### Instructions for the task
Could you copy every line of the data that contains "glyph"?

### Given records
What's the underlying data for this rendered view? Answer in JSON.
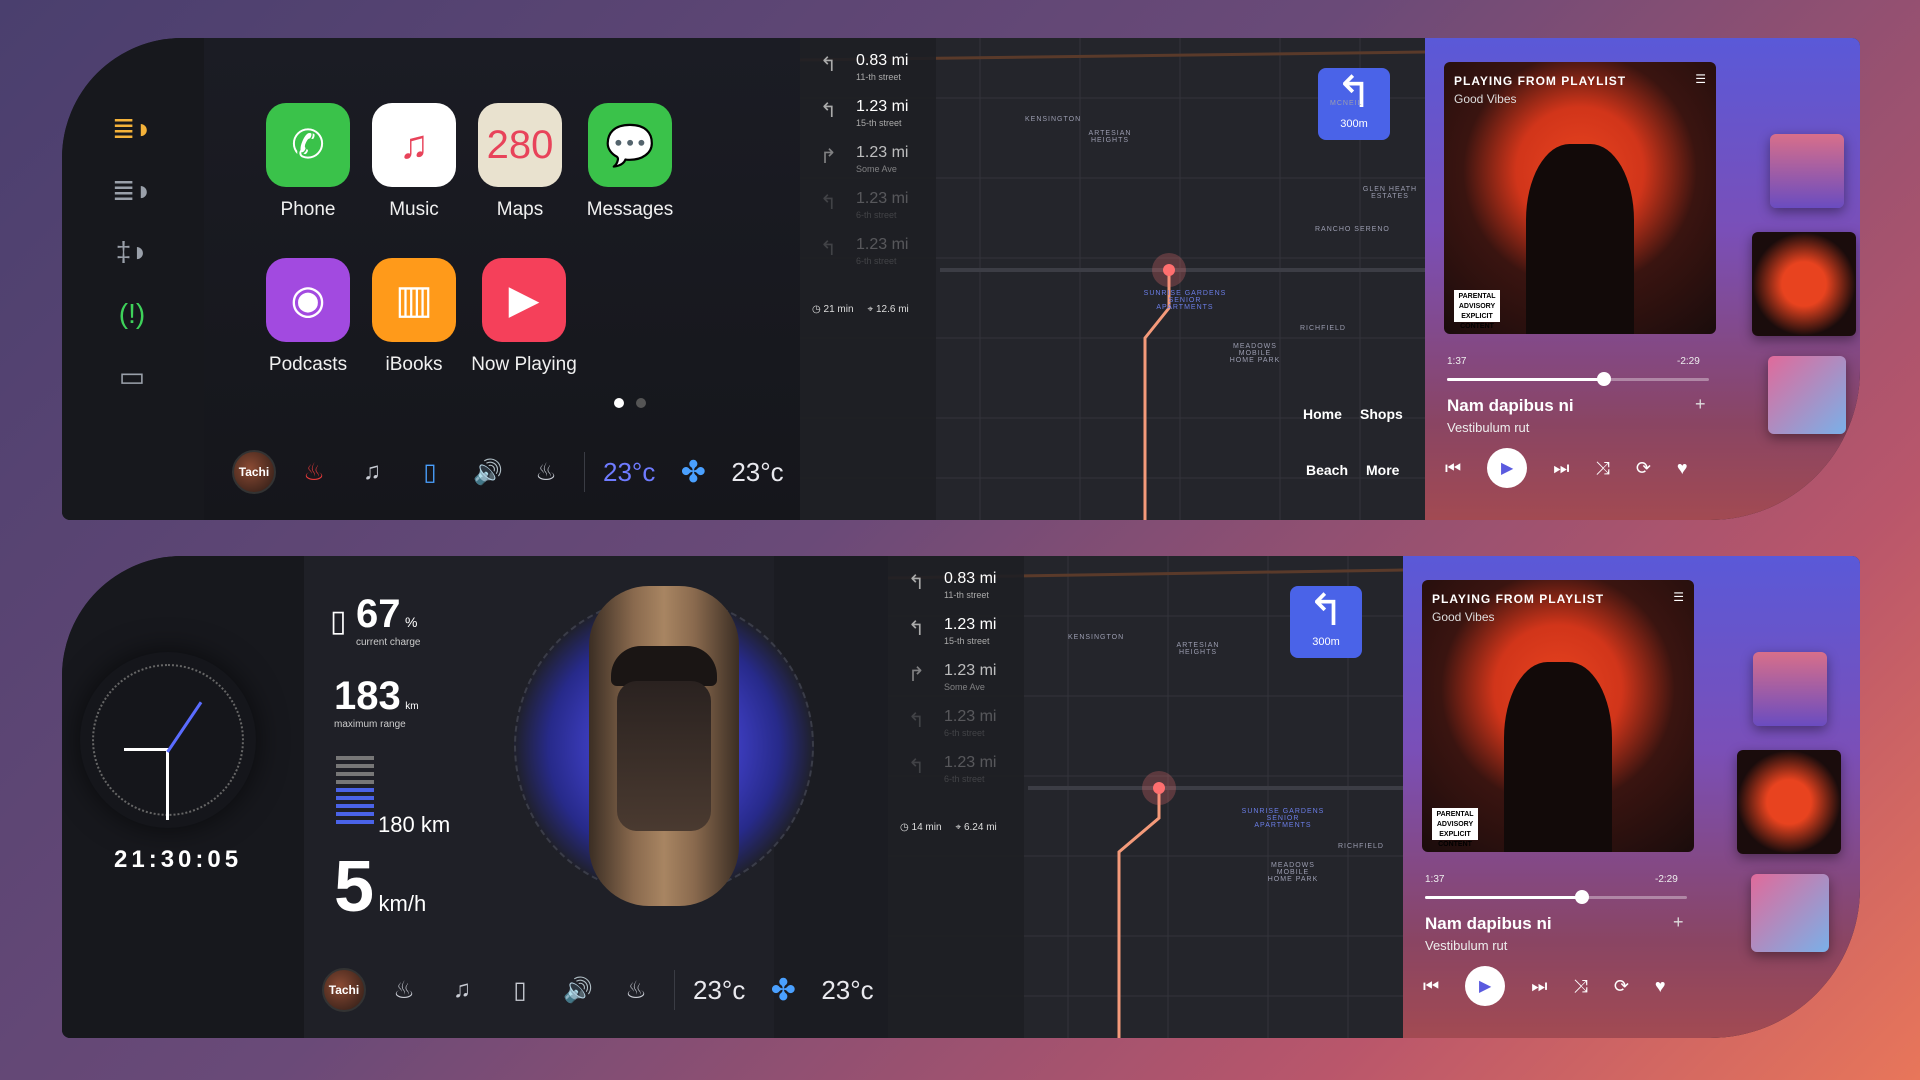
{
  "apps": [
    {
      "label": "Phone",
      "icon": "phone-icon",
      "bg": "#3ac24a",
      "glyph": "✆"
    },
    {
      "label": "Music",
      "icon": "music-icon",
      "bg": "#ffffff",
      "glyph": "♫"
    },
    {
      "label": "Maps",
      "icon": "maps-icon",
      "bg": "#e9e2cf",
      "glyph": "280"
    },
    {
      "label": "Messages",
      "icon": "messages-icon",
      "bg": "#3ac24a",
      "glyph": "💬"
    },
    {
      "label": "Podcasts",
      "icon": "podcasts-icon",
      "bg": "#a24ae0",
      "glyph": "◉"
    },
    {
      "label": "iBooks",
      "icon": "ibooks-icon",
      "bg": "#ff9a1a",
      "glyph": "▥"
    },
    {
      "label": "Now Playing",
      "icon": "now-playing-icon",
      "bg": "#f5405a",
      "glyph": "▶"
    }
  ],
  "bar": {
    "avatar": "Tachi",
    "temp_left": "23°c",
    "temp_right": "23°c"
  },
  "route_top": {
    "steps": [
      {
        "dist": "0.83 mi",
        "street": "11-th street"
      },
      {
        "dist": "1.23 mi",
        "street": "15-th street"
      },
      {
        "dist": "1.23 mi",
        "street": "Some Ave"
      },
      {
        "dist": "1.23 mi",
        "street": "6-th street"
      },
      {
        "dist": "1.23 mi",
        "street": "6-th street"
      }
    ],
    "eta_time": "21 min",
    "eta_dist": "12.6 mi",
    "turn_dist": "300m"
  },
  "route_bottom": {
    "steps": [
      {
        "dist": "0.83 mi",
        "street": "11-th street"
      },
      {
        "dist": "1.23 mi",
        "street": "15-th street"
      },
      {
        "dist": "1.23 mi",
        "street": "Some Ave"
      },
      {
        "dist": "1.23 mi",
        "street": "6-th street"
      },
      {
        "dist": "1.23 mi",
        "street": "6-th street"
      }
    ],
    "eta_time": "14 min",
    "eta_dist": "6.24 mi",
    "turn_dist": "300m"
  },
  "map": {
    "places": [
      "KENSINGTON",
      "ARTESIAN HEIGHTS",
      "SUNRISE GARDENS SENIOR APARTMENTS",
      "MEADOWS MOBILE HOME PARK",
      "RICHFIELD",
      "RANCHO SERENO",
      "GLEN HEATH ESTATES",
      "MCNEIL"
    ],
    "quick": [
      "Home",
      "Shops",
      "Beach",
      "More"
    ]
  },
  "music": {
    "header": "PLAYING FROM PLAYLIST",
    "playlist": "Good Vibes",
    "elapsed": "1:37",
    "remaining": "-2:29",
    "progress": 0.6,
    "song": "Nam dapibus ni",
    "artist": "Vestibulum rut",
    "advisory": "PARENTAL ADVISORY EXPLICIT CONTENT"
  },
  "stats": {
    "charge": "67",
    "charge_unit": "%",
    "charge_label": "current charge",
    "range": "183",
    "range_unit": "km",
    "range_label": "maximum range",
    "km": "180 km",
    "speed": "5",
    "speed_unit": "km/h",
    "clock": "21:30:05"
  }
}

### Response area
      "glyph": "✆"
      "glyph": "♫"
      "glyph": "280"
      "glyph": "💬"
      "glyph": "◉"
      "glyph": "▥"
      "glyph": "▶"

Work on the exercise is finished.